95 of the Sp 500 companies have reported Q1 ’17 earnings as of Friday, April 21, ’17 per Thomson Reuters I/B/E/S. By the end of this coming week, April 28, ’17, about half the SP 500 will have reported their first quarter results.
The Financial sector is expected to grow earnings 19.9% and revenue 8% in Q1 ’17, per Thomson’s “This Week in Earnings”, published Friday night, April 21 ’17.
Like much of the SP 500, that number looks good thanks to the weak compare against the Financial sector’s Q1 ’16 earnings and revenue growth, where Financial sector earnings fell 10%, and revenue fell 1%.
Thursday night, April 27th, the schedule calls for several large-cap Technology companies to report Q1 ’17 earnings:
- Alphabet (still call it Google)
While not a Technology company (per se), Starbucks, a Nasdaq 100 component, also reports after the bell Thursday night. (Long all companies mentioned in various weights.)
Jeff Miller, over at a Dash of Insight and Weighing the Week Ahead has a good headline for his excellent weekly summary. We probably need a a little “rebuilding” here.
Technology as a sector is expected to grow Q1 ’17 earnings and revenue +15.7% and 7.3% respectively versus -4% and -6% respectively in Q1 ’16.
In Bespoke’s weekly newsletter published every Friday night, Paul Hickey and his staff usually devote a few pages to discussing SP 500 earnings: the point this week is that both Technology and Financial sectors have positive “current revisions spread” and Technology’s spread is positive to the degree that – as Bespoke concluded – “the Technology sector typically has seen weaker returns when its revisions spread is positive heading into earnings season” versus the opposite.
Its another way of saying expectations are high for this week’s Technology earnings reports so investors might want to prepare for a little weakness.
Analysis / conclusion: With a hat tip to Bespoke, weak compare’s versus last year and high expectations into Technology earnings should cause readers to be a little cautious and careful. However, the earnings game is a long game, and thus I dont expect to make any changes to sector weights or positions. Microsoft (MSFT) remains clients number one position and that’s been the case for several years, since ValueAct took a position in the stock in April, 2013. (ValueAct has undoutedly trimmed some of that Microsoft position since 2013.) Microsoft is a GARP (growth-at-a-reasonable-price) stock, with the added positive that in 2016, Microsoft cleared it’s early 2000 all-time-highs during the peak of the Technology and large-cap growth bubbles of $51, $52, $53 per share. (Some technicians saw a $58 print for Microsoft at some point in the late 1990’s, early 2000 but it doesn’t show up on Worden TC2000, which is my technical software. Other technicians were asked to confirm Microsoft’s all-time-high from that time period, and all tell me, $52 – $53.)

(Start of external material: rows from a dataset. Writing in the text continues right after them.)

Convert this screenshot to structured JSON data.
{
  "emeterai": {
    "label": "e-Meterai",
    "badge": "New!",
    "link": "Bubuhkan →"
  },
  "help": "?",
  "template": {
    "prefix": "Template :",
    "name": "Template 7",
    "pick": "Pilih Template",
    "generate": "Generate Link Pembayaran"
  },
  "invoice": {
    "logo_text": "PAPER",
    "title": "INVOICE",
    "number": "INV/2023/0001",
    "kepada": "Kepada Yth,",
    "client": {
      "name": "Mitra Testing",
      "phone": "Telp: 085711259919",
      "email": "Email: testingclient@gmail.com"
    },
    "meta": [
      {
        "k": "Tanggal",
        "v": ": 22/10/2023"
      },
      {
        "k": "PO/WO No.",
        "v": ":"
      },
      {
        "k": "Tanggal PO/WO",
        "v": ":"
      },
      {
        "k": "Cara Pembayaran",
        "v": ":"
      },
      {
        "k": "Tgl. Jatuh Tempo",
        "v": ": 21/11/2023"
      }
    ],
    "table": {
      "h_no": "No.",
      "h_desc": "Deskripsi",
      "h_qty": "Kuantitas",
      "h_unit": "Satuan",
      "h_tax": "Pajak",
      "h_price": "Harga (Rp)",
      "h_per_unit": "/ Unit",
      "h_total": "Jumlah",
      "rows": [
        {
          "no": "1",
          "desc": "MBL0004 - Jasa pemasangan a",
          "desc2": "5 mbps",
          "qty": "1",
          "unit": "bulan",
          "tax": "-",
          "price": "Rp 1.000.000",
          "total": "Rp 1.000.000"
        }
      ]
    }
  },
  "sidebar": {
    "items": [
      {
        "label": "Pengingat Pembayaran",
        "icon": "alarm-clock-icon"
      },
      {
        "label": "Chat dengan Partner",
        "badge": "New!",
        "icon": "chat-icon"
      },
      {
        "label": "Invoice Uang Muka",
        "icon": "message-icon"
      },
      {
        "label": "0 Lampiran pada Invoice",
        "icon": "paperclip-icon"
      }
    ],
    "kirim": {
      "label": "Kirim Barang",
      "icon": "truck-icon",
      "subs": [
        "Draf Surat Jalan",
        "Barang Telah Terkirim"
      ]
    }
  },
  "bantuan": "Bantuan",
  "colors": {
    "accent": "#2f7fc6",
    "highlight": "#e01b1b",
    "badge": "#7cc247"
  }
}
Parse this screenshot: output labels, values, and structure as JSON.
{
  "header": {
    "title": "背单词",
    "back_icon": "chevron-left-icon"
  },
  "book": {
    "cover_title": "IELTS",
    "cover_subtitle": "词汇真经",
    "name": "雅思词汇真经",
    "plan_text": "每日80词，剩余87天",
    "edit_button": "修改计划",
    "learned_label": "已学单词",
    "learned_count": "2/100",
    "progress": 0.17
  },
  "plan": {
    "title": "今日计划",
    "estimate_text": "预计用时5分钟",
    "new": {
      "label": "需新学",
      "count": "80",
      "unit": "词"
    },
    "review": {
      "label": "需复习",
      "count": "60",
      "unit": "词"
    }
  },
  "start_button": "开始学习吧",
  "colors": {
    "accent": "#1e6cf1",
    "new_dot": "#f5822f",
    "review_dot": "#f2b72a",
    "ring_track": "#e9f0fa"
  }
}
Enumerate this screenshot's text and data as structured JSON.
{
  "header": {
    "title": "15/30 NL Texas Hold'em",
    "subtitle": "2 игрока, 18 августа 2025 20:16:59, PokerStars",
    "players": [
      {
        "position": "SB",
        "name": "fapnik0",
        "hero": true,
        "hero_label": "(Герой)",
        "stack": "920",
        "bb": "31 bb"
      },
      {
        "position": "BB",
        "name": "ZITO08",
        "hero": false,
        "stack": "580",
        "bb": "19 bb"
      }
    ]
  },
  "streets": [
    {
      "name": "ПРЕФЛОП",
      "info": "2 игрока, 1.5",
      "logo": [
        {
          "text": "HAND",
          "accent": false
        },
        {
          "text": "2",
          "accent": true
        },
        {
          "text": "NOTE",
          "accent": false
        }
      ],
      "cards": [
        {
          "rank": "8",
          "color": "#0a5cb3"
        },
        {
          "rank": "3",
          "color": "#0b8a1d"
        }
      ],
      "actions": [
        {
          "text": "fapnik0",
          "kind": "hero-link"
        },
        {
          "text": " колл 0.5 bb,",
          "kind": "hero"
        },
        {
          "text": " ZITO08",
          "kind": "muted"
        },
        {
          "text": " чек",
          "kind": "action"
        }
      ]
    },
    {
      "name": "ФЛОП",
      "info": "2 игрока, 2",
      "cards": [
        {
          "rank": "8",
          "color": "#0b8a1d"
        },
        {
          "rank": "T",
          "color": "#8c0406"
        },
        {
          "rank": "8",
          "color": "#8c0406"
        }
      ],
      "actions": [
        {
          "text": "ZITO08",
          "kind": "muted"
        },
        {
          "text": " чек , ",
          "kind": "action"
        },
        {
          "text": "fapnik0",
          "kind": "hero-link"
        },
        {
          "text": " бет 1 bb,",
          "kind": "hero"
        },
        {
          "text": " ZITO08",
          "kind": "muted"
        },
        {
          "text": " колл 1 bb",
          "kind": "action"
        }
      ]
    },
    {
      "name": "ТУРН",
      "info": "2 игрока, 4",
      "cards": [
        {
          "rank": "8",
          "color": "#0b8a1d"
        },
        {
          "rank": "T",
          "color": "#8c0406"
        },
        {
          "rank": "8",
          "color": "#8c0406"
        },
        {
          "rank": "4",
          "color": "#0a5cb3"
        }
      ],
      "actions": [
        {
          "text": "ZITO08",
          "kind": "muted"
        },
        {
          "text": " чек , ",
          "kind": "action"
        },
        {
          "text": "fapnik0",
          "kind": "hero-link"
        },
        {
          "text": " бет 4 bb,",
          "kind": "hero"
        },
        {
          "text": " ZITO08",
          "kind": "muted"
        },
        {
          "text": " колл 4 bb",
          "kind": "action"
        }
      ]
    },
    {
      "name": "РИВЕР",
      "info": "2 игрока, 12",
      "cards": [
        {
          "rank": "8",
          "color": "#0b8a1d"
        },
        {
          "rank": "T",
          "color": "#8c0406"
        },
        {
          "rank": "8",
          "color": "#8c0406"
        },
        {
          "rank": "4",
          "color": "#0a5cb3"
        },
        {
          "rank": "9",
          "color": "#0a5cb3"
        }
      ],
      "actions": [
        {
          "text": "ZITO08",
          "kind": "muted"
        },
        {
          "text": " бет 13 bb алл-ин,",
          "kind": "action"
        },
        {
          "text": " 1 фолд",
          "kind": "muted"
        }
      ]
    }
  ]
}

Microsoft could get the added benefit of a resurgent PC sector this quarter and the software giant is also a beneficiary of any cash repatriation plan out of Congress, should that ever happen.
However my own expectations seem too exuberant, so today’s summary will end there.
Top two sector overweight’s remain Technology and Financial’s and the top two client holdings remain Microsoft and Schwab, and have been that way for years. Positions and weighting can change at any time.
Energy’s weighting was reduced on Friday OIH was sold), to what is probably now a “market weight” at 7% or so, but with Emerging Market’s and Brazil ETF’s (EEM, VWO, EWZ), which are markets closely tied to Energy, I still feel like client’s have an indirect overweight to the sector.
Thanks for reading.